It took the Cardiff City striker just 43 seconds to breach Scotland's non-existent defence in the friendly international at Cardiff's Millennium Stadium. By the time the full-time whistle had gone, he had added two more goals to complete a memorable hat-trick, the first by a Welsh international since Ian Rush 12 years ago. No wonder Earnie was milking the applause. "It's all a bit of blur right now," he admitted after Wales' 4-0 humbling of the Scots. "It's going to take time to sink in, but once I've watched a video [of the game] I'll be able to cherish every moment better. I'll never forget the match, that's for sure."

Nor, for that matter, will he ever lose sight of his beginnings. After all, here is a player who was repeatedly told that he was too short at 5ft 6in to make it as a professional footballer. "I've always had my doubters," he said, "but that's OK. There will be those who think that I am too this or too that, but the most important thing is that I know what I'm capable of. That's all that matters."

Earnshaw has let his goal-scoring, for both club and country, do the talking in the last three seasons. He has not only been a model of consistency, finding the net 19, 35 and, so far this term, 23 times, but he has also managed to take the step up the divisions effortlessly on each occasion. "Rob has now proved that he can perform at the highest level," was the view of the Wales manager Mark Hughes, a man who faced similar scrutiny when he started his career. "Size isn't everything, but equally neither is raw pace. What I like about Rob is that he does something with his speed and makes clever runs. He is a bright footballer."

Earnshaw answered many of his detractors' questions with his performance. Granted, this was "only" Scotland, but the variety of his three strikes proved his quality. "Rob made a statement on Wednesday night," Hughes confirmed, "there is no doubt about that. And, with his talent, there is no reason why he can't be a starter for the national team."

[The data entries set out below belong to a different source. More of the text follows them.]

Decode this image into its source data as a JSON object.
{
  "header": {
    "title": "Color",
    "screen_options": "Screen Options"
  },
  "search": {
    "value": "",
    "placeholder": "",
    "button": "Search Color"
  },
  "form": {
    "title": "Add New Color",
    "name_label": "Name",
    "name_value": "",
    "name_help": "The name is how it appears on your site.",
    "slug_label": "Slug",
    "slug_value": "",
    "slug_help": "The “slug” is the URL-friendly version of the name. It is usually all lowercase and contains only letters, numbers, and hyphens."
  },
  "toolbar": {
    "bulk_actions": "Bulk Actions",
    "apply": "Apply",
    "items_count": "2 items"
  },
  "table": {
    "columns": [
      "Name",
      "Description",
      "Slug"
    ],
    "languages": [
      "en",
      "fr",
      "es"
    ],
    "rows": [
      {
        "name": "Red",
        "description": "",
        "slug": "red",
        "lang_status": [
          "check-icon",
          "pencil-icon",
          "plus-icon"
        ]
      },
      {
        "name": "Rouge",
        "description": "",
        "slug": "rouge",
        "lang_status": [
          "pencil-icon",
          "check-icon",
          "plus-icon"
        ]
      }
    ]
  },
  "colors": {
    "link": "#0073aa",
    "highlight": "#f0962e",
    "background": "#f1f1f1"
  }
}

The former Wales front man, John Toshack, went a step further. "Earnshaw has to play, irrespective of who is fit," he said. "The hardest thing in football is to score, and six international goals in 10 games is saying something. I think Earnshaw has earned the right to be an automatic choice for Wales. I would guess Craig Bellamy will be very concerned."

Toshack is probably right to suggest that Earnshaw will be pushing John Hartson and Bellamy hard for a place in the team when the Germany 2006 World Cup qualifiers get under way in September (or earlier if Wales sneak into Euro 2004 if Uefa decide to expel the Russians when the Welsh appeal is heard on 19 March).

But the 22-year-old is by no means the finished article; for a start, he has yet to be tested in the Premiership. "Rob would be the first to admit he still has a lot to learn," Hughes said, "but he's hungry and willing to listen. He'll want to play in the top flight sooner rather than later, but I don't think there is a panic yet. He is at a club where he is happy and that shows on the pitch. I'd guess Rob will want to see whether Cardiff can gain promotion [from the First Division] this season and then he will take stock in the summer."

Toshack, though, is among those who believe that Earnshaw will no longer be plying his trade in the Principality next season. "If he keeps going the way he is then it is going to be very difficult for Cardiff City to hold on to him," the former Liverpool striker said. "The lad's like a little ball of electricity and he deserves to be on the biggest stage of all."

The consensus is that, should Premiership clubs offer him the chance, Earnshaw will shine. "Earnie can score goals at any level," the Wales captain, Gary Speed, said, "and he's good enough to make it. I know people go on about his height, but I actually think that's an advantage for him because defenders can't get hold of him. He might be small, but he's still a handful."